Advancing ECE Workforce Compensation and Equity: Key Conditions for a National Lead Teacher Certification

October 12, 2023

This national study of more than 4400 stakeholders in early childhood education (ECE) indicates a strong demand for addressing compensation and equity issues in the field as first steps toward a national lead teacher certification (NLTC).Compensation. Interviewees believed that addressing compensation concerns for all early childhood educators was necessary not only to facilitate the conditions for an eventual NLTC, but also to tackle existing inequities within the field. The low perceived value of a certification without accompanying assurances of increased compensation and other benefits was also raised. Equity. Nearly all participants expressed concerns related to equity, particularly regarding equitable access, support and outcomes associated with an NLTC. Stakeholders raised questions about the potential effects of an NLTC in a field characterized by systemic racism and existing structural barriers. 

A Funding for Real Change Case Study: Case Study Synthesis Report

September 28, 2023

The nonprofit starvation cycle is reflective of and perpetuated by the systemic under-resourcing of the core organizational functions of grantee organizations. This underinvestment will persist until funders recognize the importance of and adopt practices that enable them to fulfill their full potential. There is no one-size-fits-all solution to ending the nonprofit starvation cycle, as the journey toward achieving more flexible and equitable ways of supporting grantees is nonlinear and unique to each funder's context, capabilities, and goals.As such, Ariadne and EDGE Funders Alliance have developed a series of case studies that showcase diverse practices foundations have successfully employed related to increasing indirect cost coverage in project grants. This report is an overview and synthesis of some of the key insights funders and nonprofit organizations shared about their diverse perspectives and experiences in this space.

True Cost of Food: Food is Medicine Case Study

September 26, 2023

This report, supported by The Rockefeller Foundation, features two national case studies evaluating the health equity and economic benefits of medically tailored meals (MTMs) and produce prescription programs. This provides the first "true cost" analysis of implementing Food is Medicine programs across the country. The report's top-line findings show that national implementation of MTMs in Medicare, Medicaid, and private insurance for patients with both a diet-related condition and limited ability to perform activities of daily living could avert approximately 1.6 million hospitalizations and result in an estimated net savings of $13.6 billion in health care costs in the first year alone.

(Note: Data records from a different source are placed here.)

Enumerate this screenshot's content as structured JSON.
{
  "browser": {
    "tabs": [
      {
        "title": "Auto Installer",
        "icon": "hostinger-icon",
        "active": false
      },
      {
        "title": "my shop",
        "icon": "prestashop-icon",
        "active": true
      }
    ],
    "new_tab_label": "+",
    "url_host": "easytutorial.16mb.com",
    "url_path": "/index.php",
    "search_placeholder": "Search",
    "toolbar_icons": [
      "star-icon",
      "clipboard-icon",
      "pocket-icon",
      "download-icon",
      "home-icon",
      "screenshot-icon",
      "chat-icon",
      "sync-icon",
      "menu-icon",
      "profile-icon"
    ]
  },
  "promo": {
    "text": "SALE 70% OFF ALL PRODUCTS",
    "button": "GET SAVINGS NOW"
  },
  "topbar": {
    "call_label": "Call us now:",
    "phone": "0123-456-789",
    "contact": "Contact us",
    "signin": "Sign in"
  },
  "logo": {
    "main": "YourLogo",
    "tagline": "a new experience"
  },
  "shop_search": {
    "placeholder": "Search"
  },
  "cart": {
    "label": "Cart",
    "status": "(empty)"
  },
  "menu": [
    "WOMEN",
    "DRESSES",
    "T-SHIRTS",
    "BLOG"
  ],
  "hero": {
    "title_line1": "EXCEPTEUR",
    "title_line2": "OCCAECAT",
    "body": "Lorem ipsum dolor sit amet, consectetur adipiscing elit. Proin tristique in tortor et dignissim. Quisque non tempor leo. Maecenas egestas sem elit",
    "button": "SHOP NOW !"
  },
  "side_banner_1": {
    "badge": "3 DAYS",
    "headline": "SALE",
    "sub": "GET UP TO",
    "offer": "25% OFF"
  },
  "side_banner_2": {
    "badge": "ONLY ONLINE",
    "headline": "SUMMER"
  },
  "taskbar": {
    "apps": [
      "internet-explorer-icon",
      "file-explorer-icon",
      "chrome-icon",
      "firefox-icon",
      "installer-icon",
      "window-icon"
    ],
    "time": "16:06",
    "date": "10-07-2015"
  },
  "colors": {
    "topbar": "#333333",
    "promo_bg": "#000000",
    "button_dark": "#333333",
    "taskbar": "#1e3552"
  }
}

Further, national implementation of produce prescription programs for patients with both diabetes and food insecurity could avert 292,000 cardiovascular events and add 260,000 quality-adjusted life years—a measure of how well a treatment lengthens or improves patients' lives—while being highly cost-effective from a health care perspective and cost-saving from a societal perspective.

Reimagining Civil Society Resourcing in Tanzania

September 14, 2023

This study represents one step in a more extensive and longer-term process aimedat stimulating and contributing to broader discussions at a sectoral level, shining a light on existing innovative practices, and identifying ways to strengthen practice and experimentation in local resource mobilization.